INPUT MATERIAL:

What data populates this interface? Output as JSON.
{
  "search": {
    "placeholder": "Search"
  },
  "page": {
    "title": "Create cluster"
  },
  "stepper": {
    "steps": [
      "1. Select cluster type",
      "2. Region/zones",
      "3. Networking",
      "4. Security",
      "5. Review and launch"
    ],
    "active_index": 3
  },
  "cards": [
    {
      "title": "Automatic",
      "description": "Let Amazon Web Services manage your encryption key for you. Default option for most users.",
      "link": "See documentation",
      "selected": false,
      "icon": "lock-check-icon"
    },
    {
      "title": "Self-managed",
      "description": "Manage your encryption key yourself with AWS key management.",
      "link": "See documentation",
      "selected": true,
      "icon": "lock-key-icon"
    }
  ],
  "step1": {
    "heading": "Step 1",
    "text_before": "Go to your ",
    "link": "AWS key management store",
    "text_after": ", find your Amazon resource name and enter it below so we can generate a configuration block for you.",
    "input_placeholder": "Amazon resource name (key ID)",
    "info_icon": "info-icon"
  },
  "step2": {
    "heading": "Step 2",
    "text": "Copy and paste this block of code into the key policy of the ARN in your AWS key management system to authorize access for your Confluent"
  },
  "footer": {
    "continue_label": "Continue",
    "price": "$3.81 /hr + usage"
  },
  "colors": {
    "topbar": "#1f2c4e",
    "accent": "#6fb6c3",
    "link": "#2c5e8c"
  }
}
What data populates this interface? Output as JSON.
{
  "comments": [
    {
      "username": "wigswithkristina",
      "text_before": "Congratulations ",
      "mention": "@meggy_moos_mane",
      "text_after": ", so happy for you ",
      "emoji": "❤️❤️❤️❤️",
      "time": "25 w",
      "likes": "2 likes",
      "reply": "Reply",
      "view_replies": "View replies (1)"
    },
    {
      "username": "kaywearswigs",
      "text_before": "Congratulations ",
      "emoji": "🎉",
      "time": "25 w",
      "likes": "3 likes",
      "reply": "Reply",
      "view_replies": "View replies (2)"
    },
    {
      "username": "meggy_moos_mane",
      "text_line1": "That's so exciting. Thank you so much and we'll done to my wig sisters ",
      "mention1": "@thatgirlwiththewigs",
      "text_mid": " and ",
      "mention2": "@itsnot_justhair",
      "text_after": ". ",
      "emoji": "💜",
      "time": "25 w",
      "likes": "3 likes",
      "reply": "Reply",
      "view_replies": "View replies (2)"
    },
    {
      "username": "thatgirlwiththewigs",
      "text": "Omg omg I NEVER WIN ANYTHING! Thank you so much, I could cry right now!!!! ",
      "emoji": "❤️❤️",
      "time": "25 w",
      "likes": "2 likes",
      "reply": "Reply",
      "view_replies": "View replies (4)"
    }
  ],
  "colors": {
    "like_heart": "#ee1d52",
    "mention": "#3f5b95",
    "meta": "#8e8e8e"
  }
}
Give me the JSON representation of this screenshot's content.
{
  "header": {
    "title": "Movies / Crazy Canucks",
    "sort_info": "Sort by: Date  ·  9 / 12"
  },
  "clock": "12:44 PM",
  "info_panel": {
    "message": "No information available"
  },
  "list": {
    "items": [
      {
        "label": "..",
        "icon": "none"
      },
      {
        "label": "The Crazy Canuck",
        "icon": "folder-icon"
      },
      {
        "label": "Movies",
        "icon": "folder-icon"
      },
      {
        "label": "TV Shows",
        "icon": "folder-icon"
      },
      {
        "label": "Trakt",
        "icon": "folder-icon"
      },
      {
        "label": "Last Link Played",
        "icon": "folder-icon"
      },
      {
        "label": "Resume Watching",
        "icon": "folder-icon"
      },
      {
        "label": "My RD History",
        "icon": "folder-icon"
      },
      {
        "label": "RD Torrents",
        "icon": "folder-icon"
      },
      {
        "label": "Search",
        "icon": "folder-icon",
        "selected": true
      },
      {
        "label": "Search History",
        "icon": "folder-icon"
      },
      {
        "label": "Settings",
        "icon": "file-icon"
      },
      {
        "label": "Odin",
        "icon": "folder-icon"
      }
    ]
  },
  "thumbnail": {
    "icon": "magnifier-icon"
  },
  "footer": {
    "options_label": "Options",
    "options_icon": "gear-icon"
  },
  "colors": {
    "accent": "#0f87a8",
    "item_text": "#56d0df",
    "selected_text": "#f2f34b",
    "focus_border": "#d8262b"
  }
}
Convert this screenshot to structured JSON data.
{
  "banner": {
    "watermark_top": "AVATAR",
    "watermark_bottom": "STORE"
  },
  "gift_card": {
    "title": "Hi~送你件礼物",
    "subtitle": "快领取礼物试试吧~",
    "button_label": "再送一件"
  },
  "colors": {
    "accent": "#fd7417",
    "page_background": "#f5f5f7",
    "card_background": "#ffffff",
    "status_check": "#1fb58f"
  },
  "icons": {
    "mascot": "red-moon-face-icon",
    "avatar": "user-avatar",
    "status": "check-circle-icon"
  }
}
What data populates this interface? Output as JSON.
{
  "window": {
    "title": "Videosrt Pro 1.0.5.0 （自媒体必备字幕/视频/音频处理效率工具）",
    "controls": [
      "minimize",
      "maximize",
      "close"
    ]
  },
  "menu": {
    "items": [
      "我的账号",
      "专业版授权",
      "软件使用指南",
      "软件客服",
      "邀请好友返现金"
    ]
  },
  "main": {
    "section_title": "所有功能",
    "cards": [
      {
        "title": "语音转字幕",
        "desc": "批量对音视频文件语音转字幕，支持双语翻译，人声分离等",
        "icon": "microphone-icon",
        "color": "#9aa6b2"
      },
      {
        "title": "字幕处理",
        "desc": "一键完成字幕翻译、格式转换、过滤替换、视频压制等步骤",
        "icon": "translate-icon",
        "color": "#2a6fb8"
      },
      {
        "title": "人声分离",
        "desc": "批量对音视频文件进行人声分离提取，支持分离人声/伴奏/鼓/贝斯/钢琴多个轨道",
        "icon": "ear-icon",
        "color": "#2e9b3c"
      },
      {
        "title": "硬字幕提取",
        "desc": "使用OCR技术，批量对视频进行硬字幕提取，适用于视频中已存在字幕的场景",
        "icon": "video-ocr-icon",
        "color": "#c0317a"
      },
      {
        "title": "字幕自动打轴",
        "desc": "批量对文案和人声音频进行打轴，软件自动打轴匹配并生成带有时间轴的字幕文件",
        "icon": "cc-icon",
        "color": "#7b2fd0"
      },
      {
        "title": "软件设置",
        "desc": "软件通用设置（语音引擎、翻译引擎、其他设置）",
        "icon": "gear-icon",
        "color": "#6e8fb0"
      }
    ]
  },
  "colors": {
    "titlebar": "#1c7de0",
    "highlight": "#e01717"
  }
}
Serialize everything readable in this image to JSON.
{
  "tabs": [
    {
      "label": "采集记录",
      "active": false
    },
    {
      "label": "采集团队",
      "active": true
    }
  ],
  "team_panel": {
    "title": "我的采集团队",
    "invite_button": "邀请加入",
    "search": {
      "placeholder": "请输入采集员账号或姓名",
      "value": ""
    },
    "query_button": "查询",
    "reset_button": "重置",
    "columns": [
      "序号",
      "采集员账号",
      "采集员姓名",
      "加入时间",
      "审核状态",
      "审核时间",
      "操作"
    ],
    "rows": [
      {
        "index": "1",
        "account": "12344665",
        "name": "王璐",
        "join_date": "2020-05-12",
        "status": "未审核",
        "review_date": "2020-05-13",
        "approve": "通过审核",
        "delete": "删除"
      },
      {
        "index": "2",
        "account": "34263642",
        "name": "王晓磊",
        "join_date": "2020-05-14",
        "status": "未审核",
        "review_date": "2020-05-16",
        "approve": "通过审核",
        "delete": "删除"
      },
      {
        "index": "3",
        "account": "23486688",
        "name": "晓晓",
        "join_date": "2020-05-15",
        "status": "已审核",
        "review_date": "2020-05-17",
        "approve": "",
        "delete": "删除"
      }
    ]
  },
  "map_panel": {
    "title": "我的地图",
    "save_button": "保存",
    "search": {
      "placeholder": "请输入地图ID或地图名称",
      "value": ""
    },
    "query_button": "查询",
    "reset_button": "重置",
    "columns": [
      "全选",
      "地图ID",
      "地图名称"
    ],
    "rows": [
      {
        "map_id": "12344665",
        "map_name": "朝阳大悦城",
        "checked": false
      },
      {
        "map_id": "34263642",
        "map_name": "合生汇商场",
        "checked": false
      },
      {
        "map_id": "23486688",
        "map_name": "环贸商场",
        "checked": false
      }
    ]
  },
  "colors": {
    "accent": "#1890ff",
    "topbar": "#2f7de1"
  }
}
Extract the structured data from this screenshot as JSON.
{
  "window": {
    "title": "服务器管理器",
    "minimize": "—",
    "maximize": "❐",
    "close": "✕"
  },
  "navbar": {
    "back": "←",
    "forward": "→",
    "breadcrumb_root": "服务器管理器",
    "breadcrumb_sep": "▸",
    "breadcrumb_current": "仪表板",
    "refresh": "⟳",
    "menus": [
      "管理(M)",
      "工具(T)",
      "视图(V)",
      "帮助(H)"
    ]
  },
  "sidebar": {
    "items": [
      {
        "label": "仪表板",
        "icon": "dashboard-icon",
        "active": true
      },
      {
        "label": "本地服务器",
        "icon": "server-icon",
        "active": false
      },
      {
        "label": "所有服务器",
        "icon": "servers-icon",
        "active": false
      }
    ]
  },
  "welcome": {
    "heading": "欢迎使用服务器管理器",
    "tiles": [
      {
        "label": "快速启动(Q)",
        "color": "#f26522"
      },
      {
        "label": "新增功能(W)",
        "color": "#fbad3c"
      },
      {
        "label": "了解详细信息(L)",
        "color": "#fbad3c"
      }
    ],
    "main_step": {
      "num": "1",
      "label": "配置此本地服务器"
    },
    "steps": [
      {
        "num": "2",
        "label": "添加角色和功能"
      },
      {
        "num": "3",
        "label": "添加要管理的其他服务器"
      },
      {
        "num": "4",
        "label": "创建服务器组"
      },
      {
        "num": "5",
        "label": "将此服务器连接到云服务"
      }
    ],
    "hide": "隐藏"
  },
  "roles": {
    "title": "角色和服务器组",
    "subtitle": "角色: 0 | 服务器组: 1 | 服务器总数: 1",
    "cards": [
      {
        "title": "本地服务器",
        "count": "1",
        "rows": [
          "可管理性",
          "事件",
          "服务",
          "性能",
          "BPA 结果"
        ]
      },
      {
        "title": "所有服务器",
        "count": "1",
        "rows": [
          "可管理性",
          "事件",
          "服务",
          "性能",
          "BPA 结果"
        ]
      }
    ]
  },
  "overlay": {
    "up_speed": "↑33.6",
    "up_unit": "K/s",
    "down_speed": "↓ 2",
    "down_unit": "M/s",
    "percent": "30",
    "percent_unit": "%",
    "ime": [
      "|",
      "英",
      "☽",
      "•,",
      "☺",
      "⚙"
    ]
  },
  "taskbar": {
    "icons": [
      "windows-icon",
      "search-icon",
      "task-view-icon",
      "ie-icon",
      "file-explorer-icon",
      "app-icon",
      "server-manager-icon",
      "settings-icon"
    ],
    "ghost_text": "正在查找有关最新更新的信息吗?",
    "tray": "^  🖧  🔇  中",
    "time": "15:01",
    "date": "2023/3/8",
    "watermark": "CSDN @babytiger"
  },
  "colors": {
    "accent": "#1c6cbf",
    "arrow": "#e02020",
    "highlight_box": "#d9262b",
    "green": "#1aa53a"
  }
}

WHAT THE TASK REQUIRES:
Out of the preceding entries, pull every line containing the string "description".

EXERCISE RESPONSE:
      "description": "Let Amazon Web Services manage your encryption key for you. Default option for most users.",
      "description": "Manage your encryption key yourself with AWS key management.",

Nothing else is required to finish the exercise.